In this situation, where do I stand? As a priest-theologian, I do not worship the church. Rather, I suffer with it, as family members do with family. Nor am I a political agent. I rarely indicate my views on current issues. Blam­ing is as old as the Garden of Eden, and the Christian tradition rejects it. Still, Archbishop Burke’s stand, courageous as it may seem, raises so many doubts about the fit between the great tradition and North Amer­i­can Catholicity that I have resolved to do some theology in public: I ar­gue that withholding sacraments from Catholic politicians is too se­vere a penalty. Why? First, it draws per­ilously close to selective condemnation; public identification of sinners is not a priestly ministry. (Ignatius Loyola is said to have called a Jes­uit on the carpet for criticizing the current pope’s sins from the pulpit; Ignatius told him that we do not publicly discuss the sins of in­dividuals.) Second, it fails in mercy toward a wounded world steeped in sin-but not degenerate down to its root. Third, for Catholics, human life is not the ul­ti­mate norm. Savage as abortion on demand is, it has an upside: some fifteen years after Roe v. Wade I found myself telling students that know­ing they were wanted at birth was a grace; and three years ago, in my hearing, a youngish religious volunteered that a physician had “cautioned” his mother while she was pregnant. Talk about thank­ful­ness for the given gift of life!

One can’t blame the bishops for thinking that they should at least be drawing the line somewhere. Still, I suspect that some may be trying to recoup their authority. If that is the case, I fear they will only be shrugged off further.

This is all the more likely when someone like Archbishop Burke appears to overlook the canonical practice of restrictive application of laws imposing pen­al­ties and limiting freedoms, and the moral practice of distinguishing between formal and merely material cooperation. Accepting evil is not the same thing as approving of it-let alone promoting it. Even logically, being prochoice is not identical with being proabortion. Neither is cowardice nor dodg­ing proof of malice, and hence, not mortally sinful. I know of no Catholic politicians who have purposely sought to positively advance abor­tion; most are op­­posed to it “personally”-a bad choice of words.

Certainly, the ready resort to abortion in this country is a moral horror and a trag­ic lapse, protected by the American system of government. Furthermore, the widespread promotion of con­tra­ceptives as a “solution” strikes me as malign. As the late Cardinal Basil Hume noted, the blind distribution of contraceptives to high school students is “a coun­sel of despair.”

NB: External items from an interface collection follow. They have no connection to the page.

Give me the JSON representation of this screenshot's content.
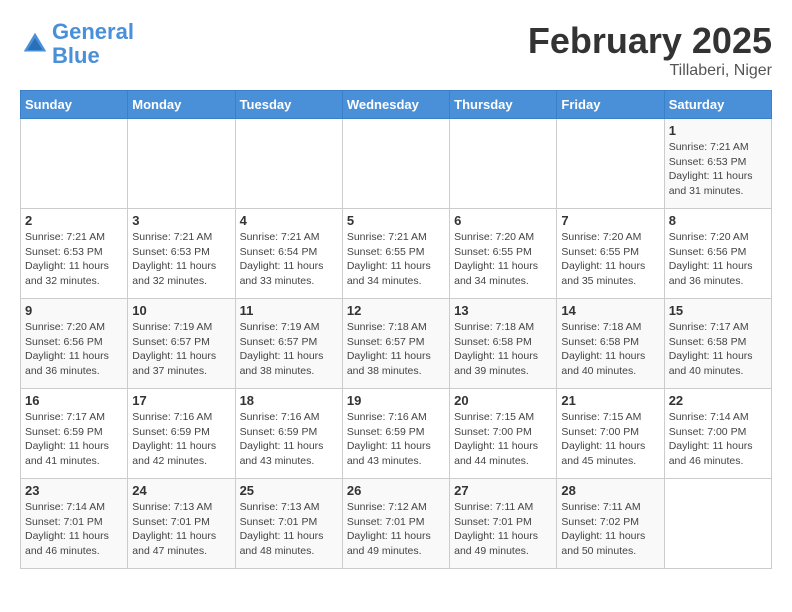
{
  "header": {
    "logo_line1": "General",
    "logo_line2": "Blue",
    "month_title": "February 2025",
    "location": "Tillaberi, Niger"
  },
  "weekdays": [
    "Sunday",
    "Monday",
    "Tuesday",
    "Wednesday",
    "Thursday",
    "Friday",
    "Saturday"
  ],
  "weeks": [
    [
      {
        "day": "",
        "info": ""
      },
      {
        "day": "",
        "info": ""
      },
      {
        "day": "",
        "info": ""
      },
      {
        "day": "",
        "info": ""
      },
      {
        "day": "",
        "info": ""
      },
      {
        "day": "",
        "info": ""
      },
      {
        "day": "1",
        "info": "Sunrise: 7:21 AM\nSunset: 6:53 PM\nDaylight: 11 hours and 31 minutes."
      }
    ],
    [
      {
        "day": "2",
        "info": "Sunrise: 7:21 AM\nSunset: 6:53 PM\nDaylight: 11 hours and 32 minutes."
      },
      {
        "day": "3",
        "info": "Sunrise: 7:21 AM\nSunset: 6:53 PM\nDaylight: 11 hours and 32 minutes."
      },
      {
        "day": "4",
        "info": "Sunrise: 7:21 AM\nSunset: 6:54 PM\nDaylight: 11 hours and 33 minutes."
      },
      {
        "day": "5",
        "info": "Sunrise: 7:21 AM\nSunset: 6:55 PM\nDaylight: 11 hours and 34 minutes."
      },
      {
        "day": "6",
        "info": "Sunrise: 7:20 AM\nSunset: 6:55 PM\nDaylight: 11 hours and 34 minutes."
      },
      {
        "day": "7",
        "info": "Sunrise: 7:20 AM\nSunset: 6:55 PM\nDaylight: 11 hours and 35 minutes."
      },
      {
        "day": "8",
        "info": "Sunrise: 7:20 AM\nSunset: 6:56 PM\nDaylight: 11 hours and 36 minutes."
      }
    ],
    [
      {
        "day": "9",
        "info": "Sunrise: 7:20 AM\nSunset: 6:56 PM\nDaylight: 11 hours and 36 minutes."
      },
      {
        "day": "10",
        "info": "Sunrise: 7:19 AM\nSunset: 6:57 PM\nDaylight: 11 hours and 37 minutes."
      },
      {
        "day": "11",
        "info": "Sunrise: 7:19 AM\nSunset: 6:57 PM\nDaylight: 11 hours and 38 minutes."
      },
      {
        "day": "12",
        "info": "Sunrise: 7:18 AM\nSunset: 6:57 PM\nDaylight: 11 hours and 38 minutes."
      },
      {
        "day": "13",
        "info": "Sunrise: 7:18 AM\nSunset: 6:58 PM\nDaylight: 11 hours and 39 minutes."
      },
      {
        "day": "14",
        "info": "Sunrise: 7:18 AM\nSunset: 6:58 PM\nDaylight: 11 hours and 40 minutes."
      },
      {
        "day": "15",
        "info": "Sunrise: 7:17 AM\nSunset: 6:58 PM\nDaylight: 11 hours and 40 minutes."
      }
    ],
    [
      {
        "day": "16",
        "info": "Sunrise: 7:17 AM\nSunset: 6:59 PM\nDaylight: 11 hours and 41 minutes."
      },
      {
        "day": "17",
        "info": "Sunrise: 7:16 AM\nSunset: 6:59 PM\nDaylight: 11 hours and 42 minutes."
      },
      {
        "day": "18",
        "info": "Sunrise: 7:16 AM\nSunset: 6:59 PM\nDaylight: 11 hours and 43 minutes."
      },
      {
        "day": "19",
        "info": "Sunrise: 7:16 AM\nSunset: 6:59 PM\nDaylight: 11 hours and 43 minutes."
      },
      {
        "day": "20",
        "info": "Sunrise: 7:15 AM\nSunset: 7:00 PM\nDaylight: 11 hours and 44 minutes."
      },
      {
        "day": "21",
        "info": "Sunrise: 7:15 AM\nSunset: 7:00 PM\nDaylight: 11 hours and 45 minutes."
      },
      {
        "day": "22",
        "info": "Sunrise: 7:14 AM\nSunset: 7:00 PM\nDaylight: 11 hours and 46 minutes."
      }
    ],
    [
      {
        "day": "23",
        "info": "Sunrise: 7:14 AM\nSunset: 7:01 PM\nDaylight: 11 hours and 46 minutes."
      },
      {
        "day": "24",
        "info": "Sunrise: 7:13 AM\nSunset: 7:01 PM\nDaylight: 11 hours and 47 minutes."
      },
      {
        "day": "25",
        "info": "Sunrise: 7:13 AM\nSunset: 7:01 PM\nDaylight: 11 hours and 48 minutes."
      },
      {
        "day": "26",
        "info": "Sunrise: 7:12 AM\nSunset: 7:01 PM\nDaylight: 11 hours and 49 minutes."
      },
      {
        "day": "27",
        "info": "Sunrise: 7:11 AM\nSunset: 7:01 PM\nDaylight: 11 hours and 49 minutes."
      },
      {
        "day": "28",
        "info": "Sunrise: 7:11 AM\nSunset: 7:02 PM\nDaylight: 11 hours and 50 minutes."
      },
      {
        "day": "",
        "info": ""
      }
    ]
  ]
}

Still, Catholic Christianity holds that no evil in our world is definitive, whether it be the “contraceptive men­tality” described so tellingly by John Paul II, abortion on demand, the legalization of “mer­cy killing,” genocidal acts, or even preparation for nuclear warfare. In such a world, it is indeed difficult to be a Catholic. Yet from Jesus’ execution-theologically speaking, the worst in­justice ever-our endlessly resourceful, merciful God has drawn the greatest good.

Poor, mugwumpian Catholic politicians. They are just sinners of a vis­ible kind-implausible candidates for canonical penalties. In­tim­at­ing that their sin is mortal is not a priestly ministry. Blaming them is to for­get that Augustine called the Donatists brothers, and en­cour­aged his con­gregation to do the same. Far from refusing di­a­logue, he pursued it. The “senior prelates” who vilified Cardinal Joseph Ber­nar­din’s Common Ground Initiative were way out of touch with the tra­dition. They did not sound like God’s Word.

In 1957, a tall, athletic, slightly mischievous Dutch Jesuit priest who is now eighty-nine, inquired of a then twenty-seven-year-old scholastic, too intense for his own and his students’ good: “Can I tell you something?”

The young man replied hesitantly, “Yes.”

Then the older man smiled and said, “Don’t be so pushy with the kids. Remember, God never pushes, He only pulls.” For me, it turned out to be one of those teach­able mo­ments: God’s people are not to be pushed about. 

Topics: 

Share

About the Author

The late Frans Jozef van Beeck, SJ, born in the Netherlands in 1930, was John Cardinal Cody professor emeritus of Loyola University Chicago.